Lilia Litviak rehearsals

After the workshops, in which we played around with ideas and movement, we got down to more frequent sessions on the play itself in July — one evening a week and a few Sundays, building up to every Sunday this month.

Eleanor, Luba and VirginiaIt doesn’t feel quite right to call these “rehearsals” as, so far, most of our time has been spent on creating the play. We had a basic narrative structure and spoken text, from Michael’s original radio script, but it wasn’t clear how this would look as a real play.

First we concentrated solely on the movement, blocking things out physically. We’d take one small scene at a time and try things out — how would we represent the actions and emotions? Michael or someone else in the cast might have initial thoughts and we’d try those. We’d experiment with this, tweak it, discuss it, try other things, and, eventually, hopefully, settle on how the scene should work physically. A few weeks ago, having plotted out the basic movements for every scene, we began adding the speech on top of them, working out what fitted where.

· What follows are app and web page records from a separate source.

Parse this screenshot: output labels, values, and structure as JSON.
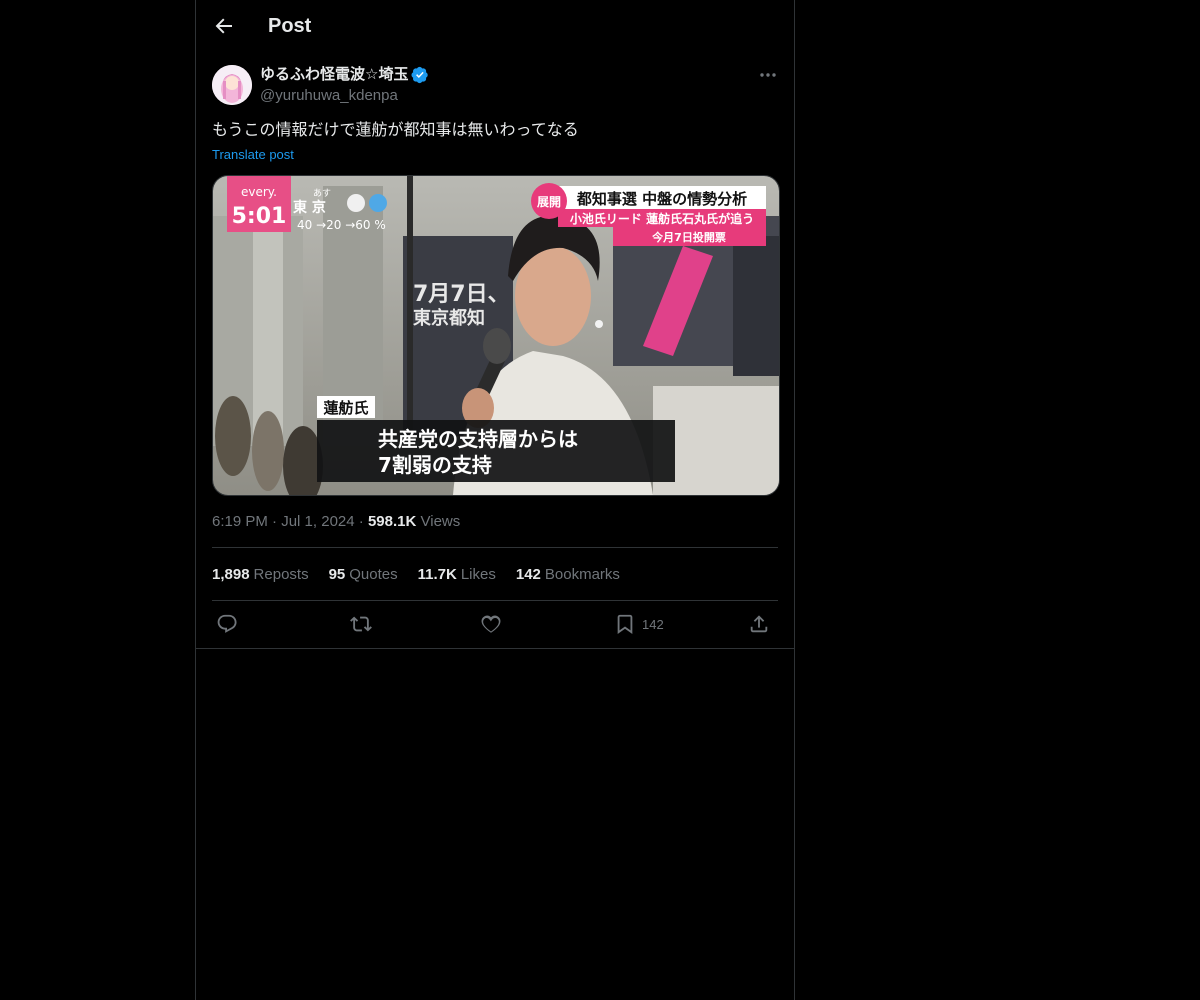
{
  "header": {
    "title": "Post"
  },
  "author": {
    "name": "ゆるふわ怪電波☆埼玉",
    "handle": "@yuruhuwa_kdenpa",
    "verified_color": "#1d9bf0"
  },
  "post": {
    "text": "もうこの情報だけで蓮舫が都知事は無いわってなる",
    "translate_label": "Translate post",
    "time": "6:19 PM",
    "date": "Jul 1, 2024",
    "views_count": "598.1K",
    "views_label": "Views"
  },
  "media": {
    "logo_text": "every.",
    "clock": "5:01",
    "weather_city": "東 京",
    "weather_small": "あす",
    "weather_temps": "40 →20 →60 %",
    "banner_tag": "展開",
    "banner_title": "都知事選 中盤の情勢分析",
    "banner_sub": "小池氏リード 蓮舫氏石丸氏が追う",
    "banner_date": "今月7日投開票",
    "sign_date": "7月7日、",
    "sign_place": "東京都知",
    "name_tag": "蓮舫氏",
    "caption_line1": "共産党の支持層からは",
    "caption_line2": "7割弱の支持"
  },
  "stats": {
    "reposts_count": "1,898",
    "reposts_label": "Reposts",
    "quotes_count": "95",
    "quotes_label": "Quotes",
    "likes_count": "11.7K",
    "likes_label": "Likes",
    "bookmarks_count": "142",
    "bookmarks_label": "Bookmarks"
  },
  "actions": {
    "bookmark_count": "142"
  },
  "icons": [
    "back-arrow-icon",
    "verified-badge-icon",
    "more-icon",
    "reply-icon",
    "repost-icon",
    "like-icon",
    "bookmark-icon",
    "share-icon"
  ]
}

Which makes the whole process sound simple.

Rebecca and YasmineThis isn’t a “realistic” play — we don’t attempt to recreate particular settings authentically and there are few conversations between characters who are the creation of soul searching Method techniques. My vocabulary for describing theatre isn’t great, but I guess Lilia Litviak is physical and stylised, trying to tell a story and convey the appropriate emotions and tensions without trying to create a reality that could best be done on film.

What little knowledge I have of theatre is more focused on “realistic” drama and I’ve had no experience of creating plays from scratch as we’re doing here. Consequently it all feels more scary than it might otherwise and I’ve found it hard to tell whether we’re on track. When working on a conventional scene, with a script, there’s an infinite number of ways the scene can turn out but, I think, you can probably feel when one way of tackling it is working better than another — there’s a more obvious target you’re aiming for: something believable/ recognisable/ real. When the work is more stylised it seems harder to know what the end result should be like — there’s no benchmark of “reality” to mark it against, it’s as if “anything goes”, which is a dangerous amount of freedom.

(I fear these statements are the kinds of things that I’ll look back on and laugh at as being hopelessly wrong but this is how it feels at the moment.)

Yasmine, Michael and RebeccaWith this kind of work it seems harder to be dispassionate about a scene that “feels” right, and to acknowledge that it might not work for an audience. In a “realistic” play you might say “this feels good to me, but I know it looks completely unreal to the audience so we’ll have to come up with something else.” If you’re not trying to recreate realism it seems like there are fewer reasons not to do something.

For example, when we were thinking about how to represent flight we tried, as a group, carrying one person around horizontally over our heads. For the person being carried, this feels great — it’s smooth, comfortable, free, and you can imagine yourself flying through blue skies above the crowds. But for the audience it looks like nothing more than a person being carried aloft by other people; the experience of flight is solely within the actor, not shared by the audience, and not much use in the play.

However, when the fliers were gently let down, and their feet reached solid ground, each one had a different reaction to their experience and this seemed interesting and worth keeping. So all our carrying each other round empty rooms has resulted in a single, and hopefully worthwhile, static moment of quiet emotion in the final production.

Now we’ve been through this process for every scene, it’s a matter of putting it all together in time for the production…

(Buy tickets for the show on October 5th or 6th — they won’t be available on the door.)